What this essentially means is that the combination of their silica product’s carbon-capturing nature, alongside its replacement of 40% of traditional cement in composite concrete mix, results in an doubly eco-friendly end product that has overall net-zero carbon emissions.
To put it simply – the amount of carbon dioxide produced in the making of Seratech’s alternative concrete is exactly equivalent to the amount directly captured in the silica component of the mix.
Seratech is a bespoke #cement mix that incorporates olivine and waste CO2 gases to produce silica SCM which is used as a Portland cement replacement in #concrete.
This process makes concrete production #carbonneutral and supports the future of #sustainable construction pic.twitter.com/pRqSeXfkrJ
— Seratech Cement (@SeratechCement) September 7, 2022
Wouldn’t it be better to cut 100% of the polluting cement from concrete?
Well, yes – the answer is of course that it would be preferable to replace all of the cement in the mix with a more climate-friendly alternative, but this would take decades to perfect.
The effectiveness of carbon capture and storage (CCS) technology is a hotly debated topic, with many climate scientists dubious as to how real of an impact the technology can have on the reduction of carbon emissions.
There are indeed other scientists racing to generate a concrete product that contains 0% cement, eliminating the need for reliance on CCS by entirely replacing the polluting component with a greener alternative. The problem is that due to limitations in the availability of the raw materials required to produce such products, these breakthroughs are still a while off.
On the other hand, Seratech’s technology has the potential to provide immediate results – it’s practical, low-cost, and scalable – because the raw materials required to generate Seratech’s silica are globally readily available, and their technology is designed in such a way that it can be rapidly and seamlessly integrated into existing concrete production processes.
The awarding OBEL jury say their rationale for awarding Seratech rather than other groups with the prize, is due to their belief that “it is necessary to encourage ambitious, cross-disciplinary ideas that do not just provide a temporary or a small-scale fix nor an unrealistic major shift in current practices.”
The bottom line is that an imperfect yet innovative first step towards decarbonisation is worth taking, otherwise we are left standing on the starting line, waiting for a finished product whilst continuing to pump unnecessary amounts of CO2 into the atmosphere.

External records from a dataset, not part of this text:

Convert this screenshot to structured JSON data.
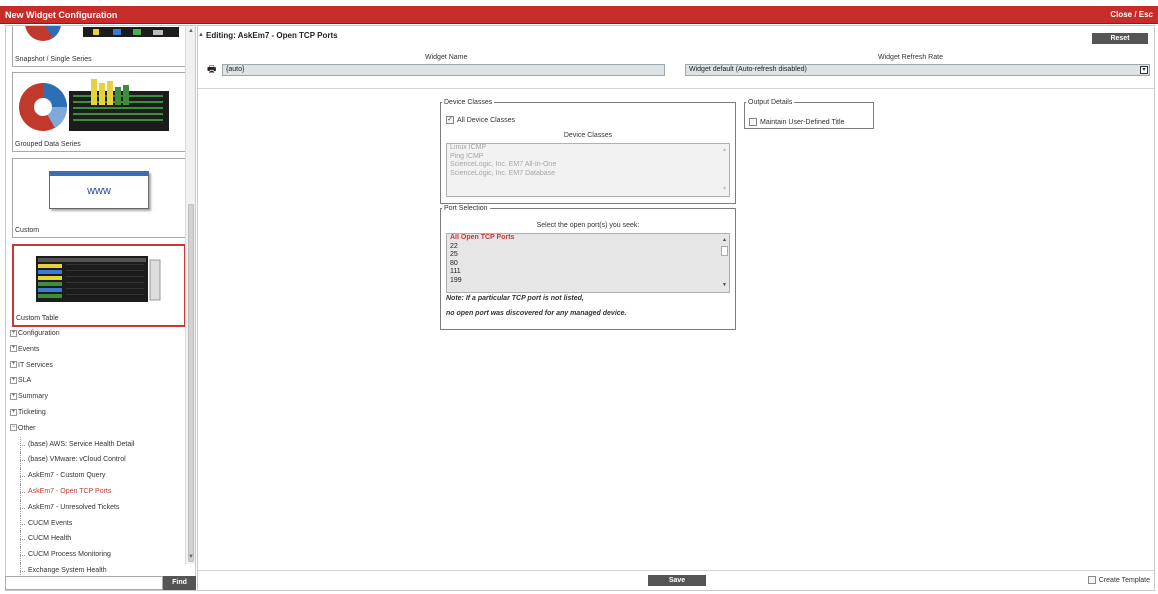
{
  "window": {
    "title": "New Widget Configuration",
    "close_label": "Close / Esc"
  },
  "sidebar": {
    "cards": [
      {
        "caption": "Snapshot / Single Series"
      },
      {
        "caption": "Grouped Data Series"
      },
      {
        "caption": "Custom",
        "thumb_text": "www"
      },
      {
        "caption": "Custom Table"
      }
    ],
    "tree": [
      {
        "label": "Configuration",
        "expander": "+"
      },
      {
        "label": "Events",
        "expander": "+"
      },
      {
        "label": "IT Services",
        "expander": "+"
      },
      {
        "label": "SLA",
        "expander": "+"
      },
      {
        "label": "Summary",
        "expander": "+"
      },
      {
        "label": "Ticketing",
        "expander": "+"
      },
      {
        "label": "Other",
        "expander": "−"
      }
    ],
    "other_items": [
      "(base) AWS: Service Health Detail",
      "(base) VMware: vCloud Control",
      "AskEm7 - Custom Query",
      "AskEm7 - Open TCP Ports",
      "AskEm7 - Unresolved Tickets",
      "CUCM Events",
      "CUCM Health",
      "CUCM Process Monitoring",
      "Exchange System Health"
    ],
    "find_label": "Find",
    "find_value": ""
  },
  "main": {
    "editing_title": "Editing: AskEm7 - Open TCP Ports",
    "reset_label": "Reset",
    "widget_name_label": "Widget Name",
    "widget_name_value": "{auto}",
    "refresh_label": "Widget Refresh Rate",
    "refresh_value": "Widget default (Auto-refresh disabled)",
    "device_classes": {
      "legend": "Device Classes",
      "all_label": "All Device Classes",
      "all_checked": true,
      "list_title": "Device Classes",
      "options": [
        "Linux ICMP",
        "Ping ICMP",
        "ScienceLogic, Inc. EM7 All-In-One",
        "ScienceLogic, Inc. EM7 Database"
      ]
    },
    "output_details": {
      "legend": "Output Details",
      "maintain_label": "Maintain User-Defined Title",
      "maintain_checked": false
    },
    "port_selection": {
      "legend": "Port Selection",
      "instruction": "Select the open port(s) you seek:",
      "options": [
        "All Open TCP Ports",
        "22",
        "25",
        "80",
        "111",
        "199"
      ],
      "selected": "All Open TCP Ports",
      "note_line1": "Note: If a particular TCP port is not listed,",
      "note_line2": "no open port was discovered for any managed device."
    },
    "save_label": "Save",
    "create_template_label": "Create Template",
    "create_template_checked": false
  },
  "colors": {
    "titlebar": "#c62c2a",
    "selection": "#c33a37",
    "button": "#555555"
  }
}
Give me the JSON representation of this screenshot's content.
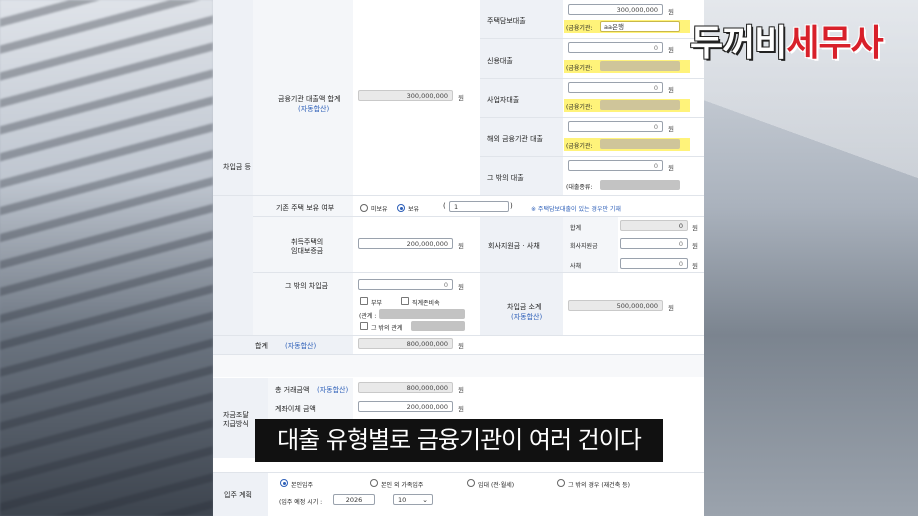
{
  "logo": {
    "part1": "두꺼비",
    "part2": "세무사"
  },
  "caption": "대출 유형별로 금융기관이 여러 건이다",
  "section_borrow": {
    "title": "차입금 등",
    "total_label": "금융기관 대출액 합계",
    "auto_calc": "(자동합산)",
    "total_value": "300,000,000",
    "unit": "원",
    "loans": [
      {
        "label": "주택담보대출",
        "amount": "300,000,000",
        "inst_label": "(금융기관:",
        "inst_value": "aa은행"
      },
      {
        "label": "신용대출",
        "amount": "0",
        "inst_label": "(금융기관:",
        "inst_value": ""
      },
      {
        "label": "사업자대출",
        "amount": "0",
        "inst_label": "(금융기관:",
        "inst_value": ""
      },
      {
        "label": "해외 금융기관 대출",
        "amount": "0",
        "inst_label": "(금융기관:",
        "inst_value": ""
      },
      {
        "label": "그 밖의 대출",
        "amount": "0",
        "inst_label": "(대출종류:",
        "inst_value": ""
      }
    ],
    "existing_home_label": "기존 주택 보유 여부",
    "opt_none": "미보유",
    "opt_have": "보유",
    "count_open": "(",
    "count_value": "1",
    "count_close": ")",
    "existing_note": "※ 주택담보대출이 있는 경우만 기재",
    "deposit_label_1": "취득주택의",
    "deposit_label_2": "임대보증금",
    "deposit_value": "200,000,000",
    "support_label": "회사지원금 · 사채",
    "support_sum_label": "합계",
    "support_sum_value": "0",
    "support_company_label": "회사지원금",
    "support_company_value": "0",
    "support_bond_label": "사채",
    "support_bond_value": "0",
    "other_borrow_label": "그 밖의 차입금",
    "other_borrow_value": "0",
    "rel_spouse": "부부",
    "rel_direct": "직계존비속",
    "rel_open": "(관계 :",
    "rel_other": "그 밖의 관계",
    "borrow_subtotal_label": "차입금 소계",
    "borrow_subtotal_value": "500,000,000",
    "sum_label": "합계",
    "sum_value": "800,000,000"
  },
  "section_plan": {
    "title_1": "자금조달",
    "title_2": "지급방식",
    "total_trade_label": "총 거래금액",
    "total_trade_value": "800,000,000",
    "contract_label": "계좌이체 금액",
    "contract_value": "200,000,000"
  },
  "section_move": {
    "title": "입주 계획",
    "opt_self": "본인입주",
    "opt_family": "본인 외 가족입주",
    "opt_rent": "임대 (전·월세)",
    "opt_other": "그 밖의 경우 (재건축 등)",
    "schedule_label": "(입주 예정 시기 :",
    "year": "2026",
    "month": "10"
  }
}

“Humanity can’t afford to spend 20-50 years scaling the technology to give us sustainable materials. It needs to be now,” says one of Seratech’s founders Sam Draper.
Seratech is not alone in their mission, as many other academic and industrial groups are working to expedite the wide scale implementation of creative solutions to decarbonise concrete.
Some other cement-alternatives in the mix include:
- Minus Materials’ lab-grown “biogenic limestone” produced by algae.
- ACORN’s alternatively structured flooring, which incorporates geometric empty space vaults, and requires 75% concrete.
- Carbicrete’s carbon-capture cement made from waste-products of the steel industry.
- “Sea Stone,” made from waste seashells from the food industry.
- “FoamWork,” made from 3d-printed recyclable mineral foam.
The OBEL Jury say they hope the winner’s carbon-zero concrete will spark innovation and change within the industry, encouraging “cross-disciplinary solutions” to face current and future climate challenges.
“The accelerating climate crisis has spurred self-examination within the construction industry and a new focus on the design of buildings as well as the use of materials and resources,” says the jury, “once scaled-up and implemented, Seratech has the potential to significantly reduce overall carbon emissions from the construction industry.”
Seratech’s founders say they “can’t wait to see some of the brilliant architects take this material and do some weird and wonderful things with it.”
Neither can we!
Editor’s Note: The opinions expressed here by the authors are their own, not those of Impakter.com — In the Featured Photo: Quarry Bay apartments, Hong Kong. Featured Photo Credit: etherlore/Flickr